## Data to use
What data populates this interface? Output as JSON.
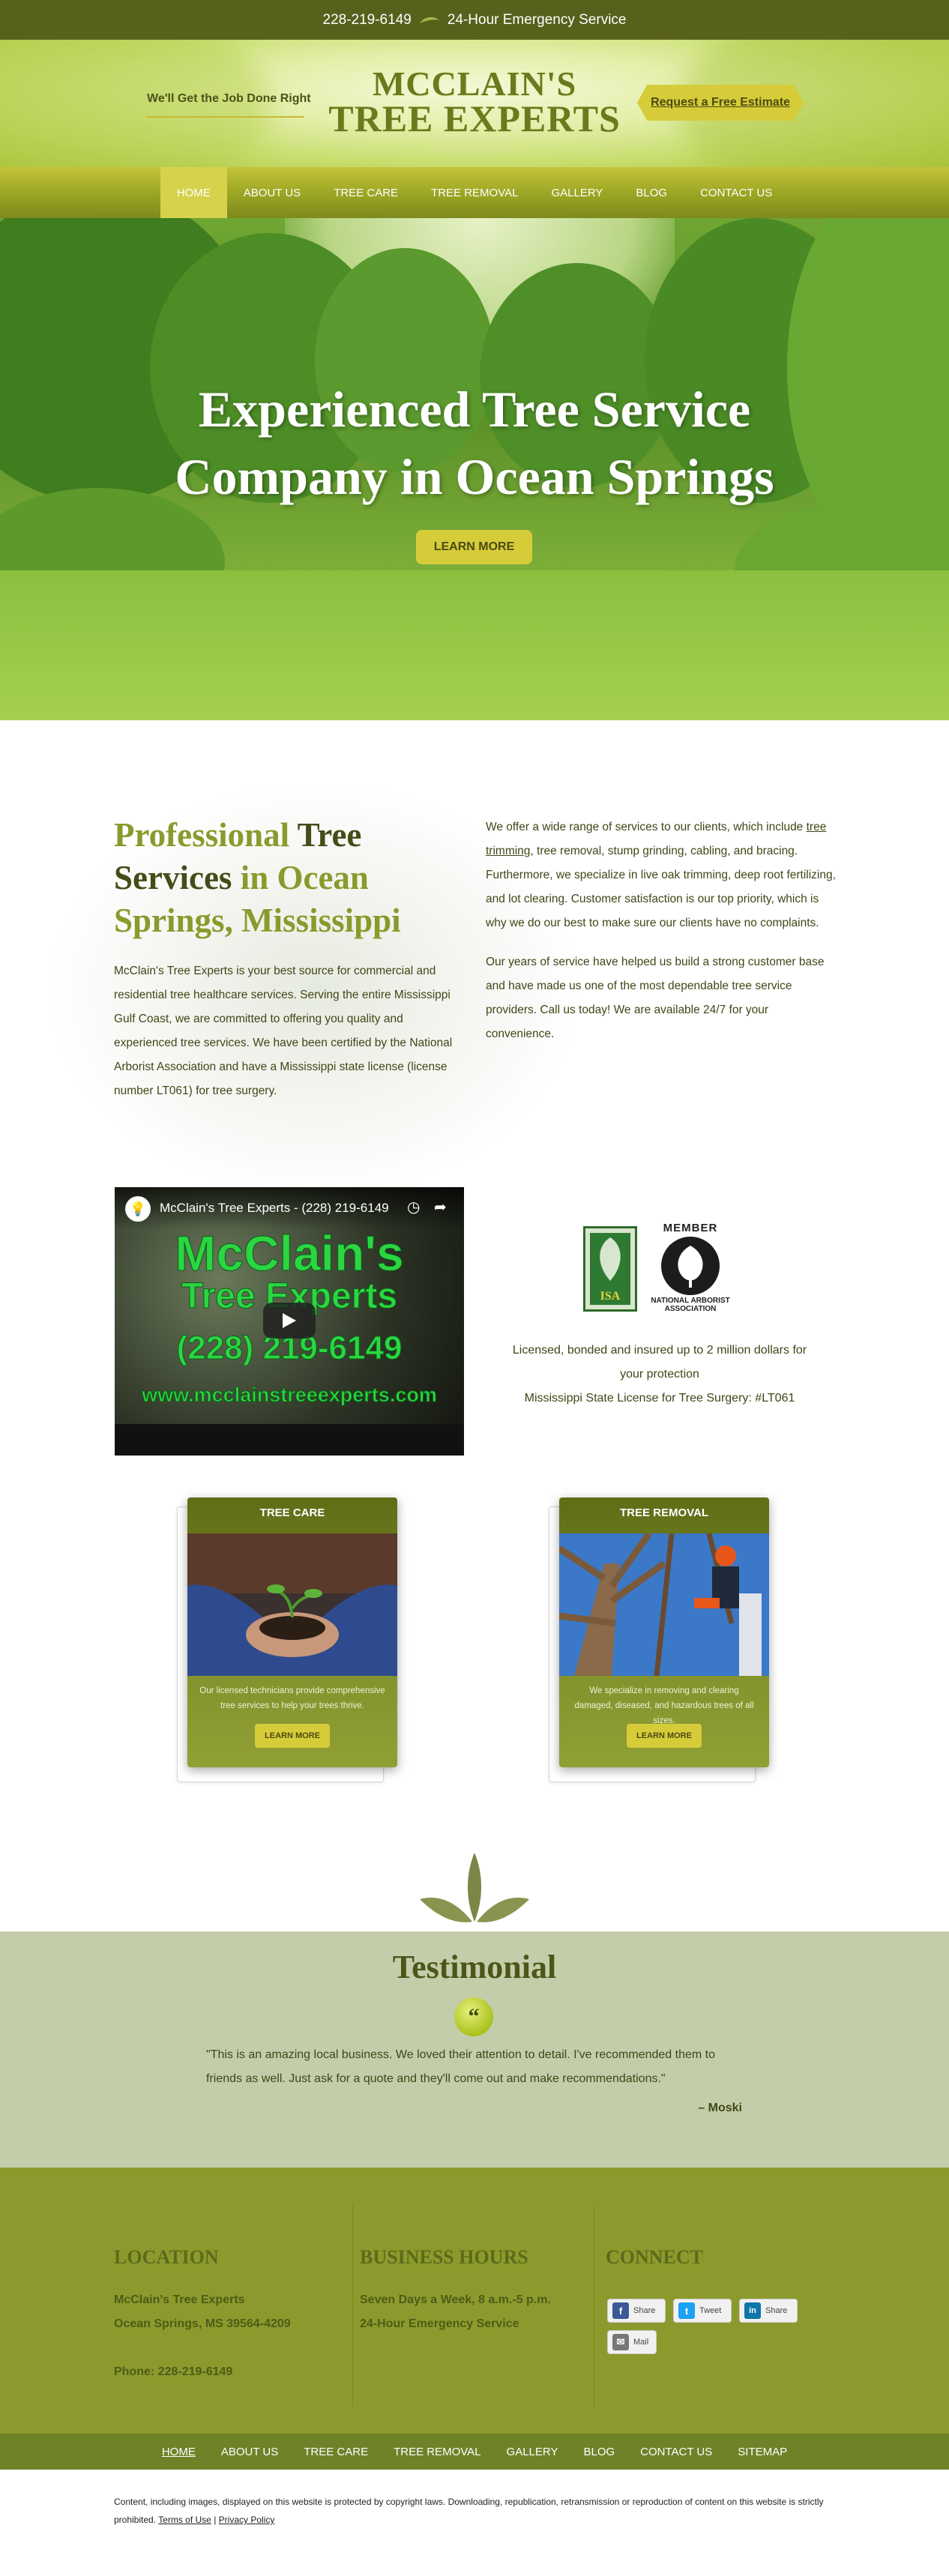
{
  "topbar": {
    "phone": "228-219-6149",
    "emergency": "24-Hour Emergency Service"
  },
  "header": {
    "tagline": "We'll Get the Job Done Right",
    "logo_line1": "MCCLAIN'S",
    "logo_line2": "TREE EXPERTS",
    "estimate_button": "Request a Free Estimate"
  },
  "nav": {
    "items": [
      {
        "label": "HOME",
        "active": true
      },
      {
        "label": "ABOUT US"
      },
      {
        "label": "TREE CARE"
      },
      {
        "label": "TREE REMOVAL"
      },
      {
        "label": "GALLERY"
      },
      {
        "label": "BLOG"
      },
      {
        "label": "CONTACT US"
      }
    ]
  },
  "hero": {
    "title_line1": "Experienced Tree Service",
    "title_line2": "Company in Ocean Springs",
    "button": "LEARN MORE"
  },
  "intro": {
    "heading_part1": "Professional ",
    "heading_part2": "Tree Services",
    "heading_part3": " in Ocean Springs, Mississippi",
    "left_paragraph": "McClain's Tree Experts is your best source for commercial and residential tree healthcare services. Serving the entire Mississippi Gulf Coast, we are committed to offering you quality and experienced tree services. We have been certified by the National Arborist Association and have a Mississippi state license (license number LT061) for tree surgery.",
    "right_p1_before": "We offer a wide range of services to our clients, which include ",
    "right_p1_link": "tree trimming",
    "right_p1_after": ", tree removal, stump grinding, cabling, and bracing. Furthermore, we specialize in live oak trimming, deep root fertilizing, and lot clearing. Customer satisfaction is our top priority, which is why we do our best to make sure our clients have no complaints.",
    "right_p2": "Our years of service have helped us build a strong customer base and have made us one of the most dependable tree service providers. Call us today! We are available 24/7 for your convenience."
  },
  "video": {
    "title": "McClain's Tree Experts - (228) 219-6149",
    "line1": "McClain's",
    "line2": "Tree Experts",
    "line3": "(228) 219-6149",
    "line4": "www.mcclainstreeexperts.com"
  },
  "badges": {
    "isa_label": "ISA",
    "naa_member": "MEMBER",
    "naa_caption_1": "NATIONAL ARBORIST",
    "naa_caption_2": "ASSOCIATION",
    "license_line1": "Licensed, bonded and insured up to 2 million dollars for",
    "license_line2": "your protection",
    "license_line3": "Mississippi State License for Tree Surgery: #LT061"
  },
  "cards": [
    {
      "title": "TREE CARE",
      "desc": "Our licensed technicians provide comprehensive tree services to help your trees thrive.",
      "button": "LEARN MORE"
    },
    {
      "title": "TREE REMOVAL",
      "desc": "We specialize in removing and clearing damaged, diseased, and hazardous trees of all sizes.",
      "button": "LEARN MORE"
    }
  ],
  "testimonial": {
    "title": "Testimonial",
    "quote": "\"This is an amazing local business. We loved their attention to detail. I've recommended them to friends as well. Just ask for a quote and they'll come out and make recommendations.\"",
    "author": "– Moski"
  },
  "footer": {
    "location_head": "LOCATION",
    "location_line1": "McClain's Tree Experts",
    "location_line2": "Ocean Springs, MS 39564-4209",
    "phone": "Phone: 228-219-6149",
    "hours_head": "BUSINESS HOURS",
    "hours_line1": "Seven Days a Week, 8 a.m.-5 p.m.",
    "hours_line2": "24-Hour Emergency Service",
    "connect_head": "CONNECT",
    "share": [
      {
        "label": "Share",
        "icon": "facebook-icon",
        "glyph": "f",
        "color": "#3b5998"
      },
      {
        "label": "Tweet",
        "icon": "twitter-icon",
        "glyph": "t",
        "color": "#1da1f2"
      },
      {
        "label": "Share",
        "icon": "linkedin-icon",
        "glyph": "in",
        "color": "#0e76a8"
      },
      {
        "label": "Mail",
        "icon": "mail-icon",
        "glyph": "✉",
        "color": "#777777"
      }
    ]
  },
  "bottom_nav": {
    "items": [
      {
        "label": "HOME",
        "active": true
      },
      {
        "label": "ABOUT US"
      },
      {
        "label": "TREE CARE"
      },
      {
        "label": "TREE REMOVAL"
      },
      {
        "label": "GALLERY"
      },
      {
        "label": "BLOG"
      },
      {
        "label": "CONTACT US"
      },
      {
        "label": "SITEMAP"
      }
    ]
  },
  "copyright": {
    "text": "Content, including images, displayed on this website is protected by copyright laws. Downloading, republication, retransmission or reproduction of content on this website is strictly prohibited.",
    "terms": "Terms of Use",
    "sep": "|",
    "privacy": "Privacy Policy"
  },
  "colors": {
    "olive_dark": "#58611c",
    "olive": "#8c9a2d",
    "gold": "#d6cc3a",
    "testimonial_bg": "#c4cda9"
  }
}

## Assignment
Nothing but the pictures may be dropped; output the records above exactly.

## Response for this exercise
What data populates this interface? Output as JSON.
{
  "topbar": {
    "phone": "228-219-6149",
    "emergency": "24-Hour Emergency Service"
  },
  "header": {
    "tagline": "We'll Get the Job Done Right",
    "logo_line1": "MCCLAIN'S",
    "logo_line2": "TREE EXPERTS",
    "estimate_button": "Request a Free Estimate"
  },
  "nav": {
    "items": [
      {
        "label": "HOME",
        "active": true
      },
      {
        "label": "ABOUT US"
      },
      {
        "label": "TREE CARE"
      },
      {
        "label": "TREE REMOVAL"
      },
      {
        "label": "GALLERY"
      },
      {
        "label": "BLOG"
      },
      {
        "label": "CONTACT US"
      }
    ]
  },
  "hero": {
    "title_line1": "Experienced Tree Service",
    "title_line2": "Company in Ocean Springs",
    "button": "LEARN MORE"
  },
  "intro": {
    "heading_part1": "Professional ",
    "heading_part2": "Tree Services",
    "heading_part3": " in Ocean Springs, Mississippi",
    "left_paragraph": "McClain's Tree Experts is your best source for commercial and residential tree healthcare services. Serving the entire Mississippi Gulf Coast, we are committed to offering you quality and experienced tree services. We have been certified by the National Arborist Association and have a Mississippi state license (license number LT061) for tree surgery.",
    "right_p1_before": "We offer a wide range of services to our clients, which include ",
    "right_p1_link": "tree trimming",
    "right_p1_after": ", tree removal, stump grinding, cabling, and bracing. Furthermore, we specialize in live oak trimming, deep root fertilizing, and lot clearing. Customer satisfaction is our top priority, which is why we do our best to make sure our clients have no complaints.",
    "right_p2": "Our years of service have helped us build a strong customer base and have made us one of the most dependable tree service providers. Call us today! We are available 24/7 for your convenience."
  },
  "video": {
    "title": "McClain's Tree Experts - (228) 219-6149",
    "line1": "McClain's",
    "line2": "Tree Experts",
    "line3": "(228) 219-6149",
    "line4": "www.mcclainstreeexperts.com"
  },
  "badges": {
    "isa_label": "ISA",
    "naa_member": "MEMBER",
    "naa_caption_1": "NATIONAL ARBORIST",
    "naa_caption_2": "ASSOCIATION",
    "license_line1": "Licensed, bonded and insured up to 2 million dollars for",
    "license_line2": "your protection",
    "license_line3": "Mississippi State License for Tree Surgery: #LT061"
  },
  "cards": [
    {
      "title": "TREE CARE",
      "desc": "Our licensed technicians provide comprehensive tree services to help your trees thrive.",
      "button": "LEARN MORE"
    },
    {
      "title": "TREE REMOVAL",
      "desc": "We specialize in removing and clearing damaged, diseased, and hazardous trees of all sizes.",
      "button": "LEARN MORE"
    }
  ],
  "testimonial": {
    "title": "Testimonial",
    "quote": "\"This is an amazing local business. We loved their attention to detail. I've recommended them to friends as well. Just ask for a quote and they'll come out and make recommendations.\"",
    "author": "– Moski"
  },
  "footer": {
    "location_head": "LOCATION",
    "location_line1": "McClain's Tree Experts",
    "location_line2": "Ocean Springs, MS 39564-4209",
    "phone": "Phone: 228-219-6149",
    "hours_head": "BUSINESS HOURS",
    "hours_line1": "Seven Days a Week, 8 a.m.-5 p.m.",
    "hours_line2": "24-Hour Emergency Service",
    "connect_head": "CONNECT",
    "share": [
      {
        "label": "Share",
        "icon": "facebook-icon",
        "glyph": "f",
        "color": "#3b5998"
      },
      {
        "label": "Tweet",
        "icon": "twitter-icon",
        "glyph": "t",
        "color": "#1da1f2"
      },
      {
        "label": "Share",
        "icon": "linkedin-icon",
        "glyph": "in",
        "color": "#0e76a8"
      },
      {
        "label": "Mail",
        "icon": "mail-icon",
        "glyph": "✉",
        "color": "#777777"
      }
    ]
  },
  "bottom_nav": {
    "items": [
      {
        "label": "HOME",
        "active": true
      },
      {
        "label": "ABOUT US"
      },
      {
        "label": "TREE CARE"
      },
      {
        "label": "TREE REMOVAL"
      },
      {
        "label": "GALLERY"
      },
      {
        "label": "BLOG"
      },
      {
        "label": "CONTACT US"
      },
      {
        "label": "SITEMAP"
      }
    ]
  },
  "copyright": {
    "text": "Content, including images, displayed on this website is protected by copyright laws. Downloading, republication, retransmission or reproduction of content on this website is strictly prohibited.",
    "terms": "Terms of Use",
    "sep": "|",
    "privacy": "Privacy Policy"
  },
  "colors": {
    "olive_dark": "#58611c",
    "olive": "#8c9a2d",
    "gold": "#d6cc3a",
    "testimonial_bg": "#c4cda9"
  }
}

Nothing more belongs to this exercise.